ASSIGNMENT: Read through the listing below, and copy every line where the string "Saturday" appears.

═══ DATASET RECORDS

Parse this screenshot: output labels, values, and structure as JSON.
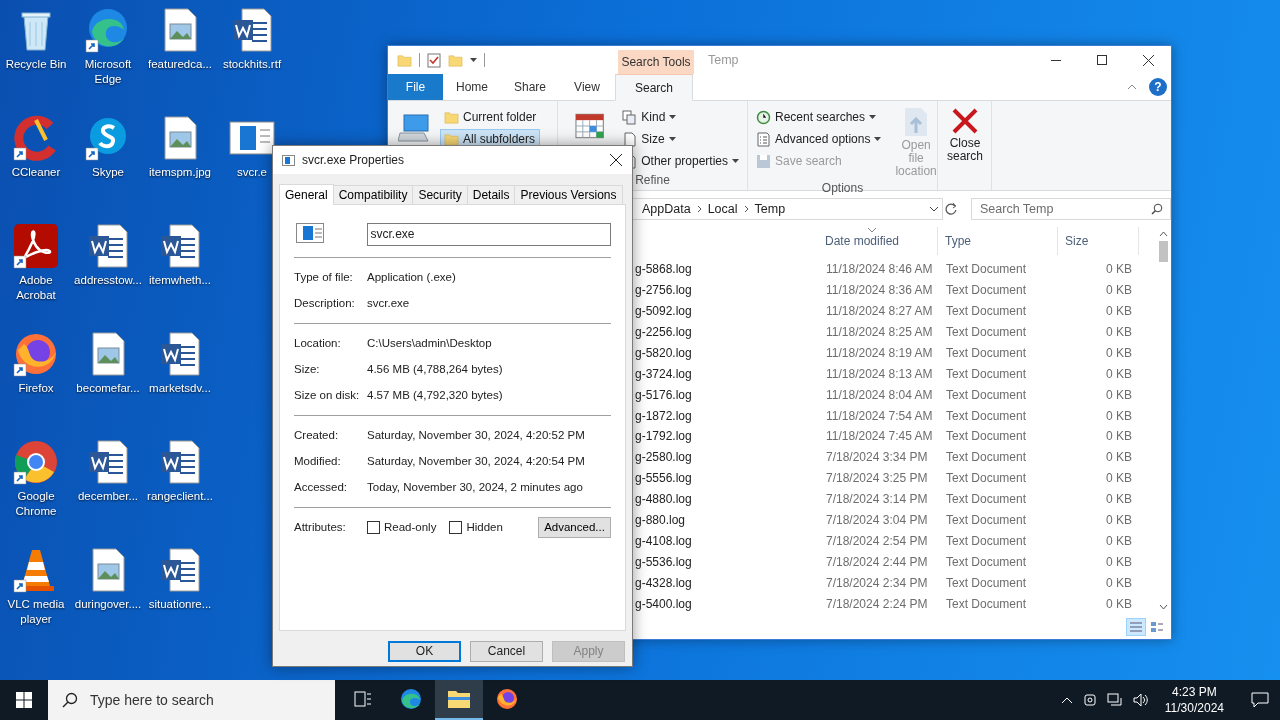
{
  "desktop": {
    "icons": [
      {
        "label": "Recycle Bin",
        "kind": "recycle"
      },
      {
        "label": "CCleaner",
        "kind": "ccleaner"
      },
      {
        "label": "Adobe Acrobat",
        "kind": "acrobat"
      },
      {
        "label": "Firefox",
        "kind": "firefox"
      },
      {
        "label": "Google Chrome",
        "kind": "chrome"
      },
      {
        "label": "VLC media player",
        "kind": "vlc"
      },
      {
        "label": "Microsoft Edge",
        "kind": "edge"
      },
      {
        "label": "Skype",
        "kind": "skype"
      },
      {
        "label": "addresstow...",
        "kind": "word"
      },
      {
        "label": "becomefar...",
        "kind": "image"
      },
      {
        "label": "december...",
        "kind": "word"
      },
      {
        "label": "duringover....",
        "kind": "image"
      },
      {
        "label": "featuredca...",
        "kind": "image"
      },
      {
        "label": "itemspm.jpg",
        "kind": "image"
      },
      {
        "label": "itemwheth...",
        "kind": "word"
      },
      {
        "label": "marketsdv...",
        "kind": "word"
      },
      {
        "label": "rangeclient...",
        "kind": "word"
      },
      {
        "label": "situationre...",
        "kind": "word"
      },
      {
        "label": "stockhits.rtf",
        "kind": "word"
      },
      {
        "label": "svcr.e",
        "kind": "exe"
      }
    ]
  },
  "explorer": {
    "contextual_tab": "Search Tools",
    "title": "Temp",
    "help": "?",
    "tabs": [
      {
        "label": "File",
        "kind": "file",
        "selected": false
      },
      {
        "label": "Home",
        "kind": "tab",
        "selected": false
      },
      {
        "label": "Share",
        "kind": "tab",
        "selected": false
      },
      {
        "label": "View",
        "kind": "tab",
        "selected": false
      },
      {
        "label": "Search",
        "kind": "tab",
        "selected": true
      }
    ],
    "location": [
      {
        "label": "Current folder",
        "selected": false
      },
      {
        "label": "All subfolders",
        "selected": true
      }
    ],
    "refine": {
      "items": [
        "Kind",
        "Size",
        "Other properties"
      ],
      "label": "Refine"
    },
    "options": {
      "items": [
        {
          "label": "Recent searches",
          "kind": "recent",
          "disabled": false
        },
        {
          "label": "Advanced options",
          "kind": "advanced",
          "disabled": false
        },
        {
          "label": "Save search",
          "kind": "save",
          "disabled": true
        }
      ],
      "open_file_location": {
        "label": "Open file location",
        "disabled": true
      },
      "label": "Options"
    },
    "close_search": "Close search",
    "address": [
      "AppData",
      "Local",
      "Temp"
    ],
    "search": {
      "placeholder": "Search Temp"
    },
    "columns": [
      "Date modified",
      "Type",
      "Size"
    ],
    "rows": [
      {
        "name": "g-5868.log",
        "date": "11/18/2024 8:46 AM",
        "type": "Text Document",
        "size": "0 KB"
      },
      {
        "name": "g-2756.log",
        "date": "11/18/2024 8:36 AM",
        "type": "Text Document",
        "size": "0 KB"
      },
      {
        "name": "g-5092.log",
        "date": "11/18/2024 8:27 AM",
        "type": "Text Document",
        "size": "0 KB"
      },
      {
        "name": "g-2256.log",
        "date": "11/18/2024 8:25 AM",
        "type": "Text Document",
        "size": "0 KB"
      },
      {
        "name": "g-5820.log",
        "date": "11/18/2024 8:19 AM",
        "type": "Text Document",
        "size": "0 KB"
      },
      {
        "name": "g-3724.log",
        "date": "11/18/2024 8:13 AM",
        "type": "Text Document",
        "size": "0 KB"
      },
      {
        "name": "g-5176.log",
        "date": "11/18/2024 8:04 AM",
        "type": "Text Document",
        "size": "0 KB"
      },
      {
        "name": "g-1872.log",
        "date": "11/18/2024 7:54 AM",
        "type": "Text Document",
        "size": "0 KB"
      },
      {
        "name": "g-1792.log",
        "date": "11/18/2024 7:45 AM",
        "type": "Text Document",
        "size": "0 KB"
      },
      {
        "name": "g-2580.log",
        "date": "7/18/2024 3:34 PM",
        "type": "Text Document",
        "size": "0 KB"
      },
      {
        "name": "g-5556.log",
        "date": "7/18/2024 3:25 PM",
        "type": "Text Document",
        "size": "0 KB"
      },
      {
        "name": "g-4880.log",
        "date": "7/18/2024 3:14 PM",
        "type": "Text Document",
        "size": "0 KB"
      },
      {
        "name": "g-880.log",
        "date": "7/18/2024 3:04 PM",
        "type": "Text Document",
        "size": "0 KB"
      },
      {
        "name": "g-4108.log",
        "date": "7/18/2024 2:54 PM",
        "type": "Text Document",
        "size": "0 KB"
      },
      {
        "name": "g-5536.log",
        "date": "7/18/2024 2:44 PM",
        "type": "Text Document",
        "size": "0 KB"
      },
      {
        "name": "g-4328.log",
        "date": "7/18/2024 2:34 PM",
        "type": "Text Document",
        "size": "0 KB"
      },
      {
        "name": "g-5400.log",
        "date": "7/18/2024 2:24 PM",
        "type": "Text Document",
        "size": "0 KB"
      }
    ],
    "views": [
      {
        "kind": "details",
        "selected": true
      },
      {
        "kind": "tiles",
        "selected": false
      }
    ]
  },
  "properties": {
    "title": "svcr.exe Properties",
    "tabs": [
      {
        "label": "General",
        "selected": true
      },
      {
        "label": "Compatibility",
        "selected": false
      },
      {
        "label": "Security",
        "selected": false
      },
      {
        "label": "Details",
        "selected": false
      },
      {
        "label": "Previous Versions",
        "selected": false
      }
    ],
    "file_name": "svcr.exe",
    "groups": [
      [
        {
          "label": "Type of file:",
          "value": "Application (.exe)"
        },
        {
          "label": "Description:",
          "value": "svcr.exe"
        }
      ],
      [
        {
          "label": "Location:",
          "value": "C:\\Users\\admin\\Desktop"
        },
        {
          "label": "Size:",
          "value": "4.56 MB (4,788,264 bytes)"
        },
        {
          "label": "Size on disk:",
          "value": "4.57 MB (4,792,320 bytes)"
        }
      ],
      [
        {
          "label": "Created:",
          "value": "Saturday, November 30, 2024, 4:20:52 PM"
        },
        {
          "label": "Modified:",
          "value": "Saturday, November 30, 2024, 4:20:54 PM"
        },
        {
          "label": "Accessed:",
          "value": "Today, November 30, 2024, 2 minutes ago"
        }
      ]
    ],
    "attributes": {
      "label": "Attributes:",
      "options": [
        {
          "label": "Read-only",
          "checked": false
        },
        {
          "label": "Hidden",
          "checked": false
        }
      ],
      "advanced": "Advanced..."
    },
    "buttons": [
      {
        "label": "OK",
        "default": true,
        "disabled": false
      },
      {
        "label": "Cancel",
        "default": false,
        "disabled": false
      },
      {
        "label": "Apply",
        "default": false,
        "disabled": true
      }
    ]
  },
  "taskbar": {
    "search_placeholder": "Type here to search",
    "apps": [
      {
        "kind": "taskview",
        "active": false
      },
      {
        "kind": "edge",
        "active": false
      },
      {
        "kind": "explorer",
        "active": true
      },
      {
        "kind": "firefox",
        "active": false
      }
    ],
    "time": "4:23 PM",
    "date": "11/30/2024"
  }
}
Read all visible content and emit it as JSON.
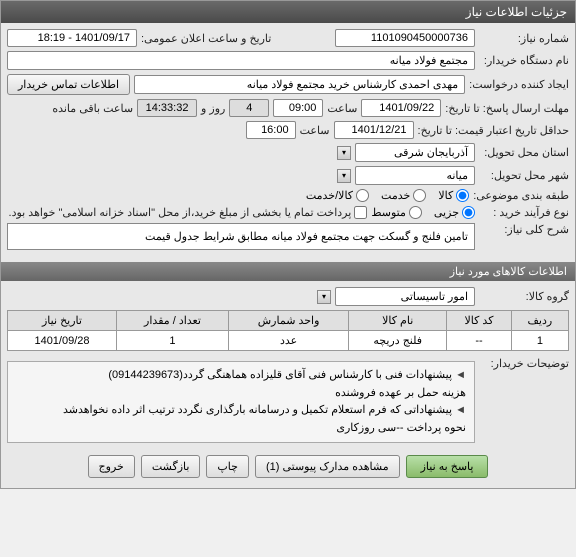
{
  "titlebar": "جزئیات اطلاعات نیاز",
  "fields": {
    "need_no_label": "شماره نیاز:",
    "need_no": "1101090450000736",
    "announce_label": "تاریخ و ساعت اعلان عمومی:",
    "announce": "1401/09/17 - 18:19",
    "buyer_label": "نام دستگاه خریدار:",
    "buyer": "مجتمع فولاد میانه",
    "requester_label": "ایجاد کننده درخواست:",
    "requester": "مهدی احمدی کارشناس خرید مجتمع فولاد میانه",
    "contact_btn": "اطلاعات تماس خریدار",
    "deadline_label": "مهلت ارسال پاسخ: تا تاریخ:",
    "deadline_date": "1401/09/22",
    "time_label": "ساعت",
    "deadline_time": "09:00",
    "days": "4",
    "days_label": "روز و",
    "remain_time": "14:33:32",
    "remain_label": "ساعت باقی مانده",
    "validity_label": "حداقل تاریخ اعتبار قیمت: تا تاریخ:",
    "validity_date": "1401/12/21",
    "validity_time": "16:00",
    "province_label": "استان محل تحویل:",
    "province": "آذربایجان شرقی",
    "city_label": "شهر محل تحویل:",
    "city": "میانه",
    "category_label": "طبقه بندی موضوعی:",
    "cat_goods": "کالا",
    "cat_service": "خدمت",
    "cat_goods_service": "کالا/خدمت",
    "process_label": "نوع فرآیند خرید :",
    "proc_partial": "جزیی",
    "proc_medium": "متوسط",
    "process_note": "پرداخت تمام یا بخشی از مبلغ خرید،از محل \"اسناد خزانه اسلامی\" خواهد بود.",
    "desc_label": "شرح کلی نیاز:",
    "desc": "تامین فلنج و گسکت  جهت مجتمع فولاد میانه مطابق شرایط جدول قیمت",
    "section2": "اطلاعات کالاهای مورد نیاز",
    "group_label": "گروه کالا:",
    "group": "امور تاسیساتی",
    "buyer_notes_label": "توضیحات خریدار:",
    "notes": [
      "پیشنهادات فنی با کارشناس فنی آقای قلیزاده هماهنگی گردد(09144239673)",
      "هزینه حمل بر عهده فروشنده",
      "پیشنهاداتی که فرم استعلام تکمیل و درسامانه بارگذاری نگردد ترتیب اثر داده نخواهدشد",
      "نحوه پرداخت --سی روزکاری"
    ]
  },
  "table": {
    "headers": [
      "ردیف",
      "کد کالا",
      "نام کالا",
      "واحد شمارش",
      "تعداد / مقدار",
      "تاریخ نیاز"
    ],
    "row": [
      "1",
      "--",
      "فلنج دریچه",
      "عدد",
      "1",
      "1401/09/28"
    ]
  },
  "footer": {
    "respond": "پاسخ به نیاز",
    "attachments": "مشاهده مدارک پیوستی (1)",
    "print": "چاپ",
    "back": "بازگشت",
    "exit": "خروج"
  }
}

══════

SOLUTION FOR THIS EXERCISE:
          "value": "Saturday, November 30, 2024, 4:20:52 PM"
          "value": "Saturday, November 30, 2024, 4:20:54 PM"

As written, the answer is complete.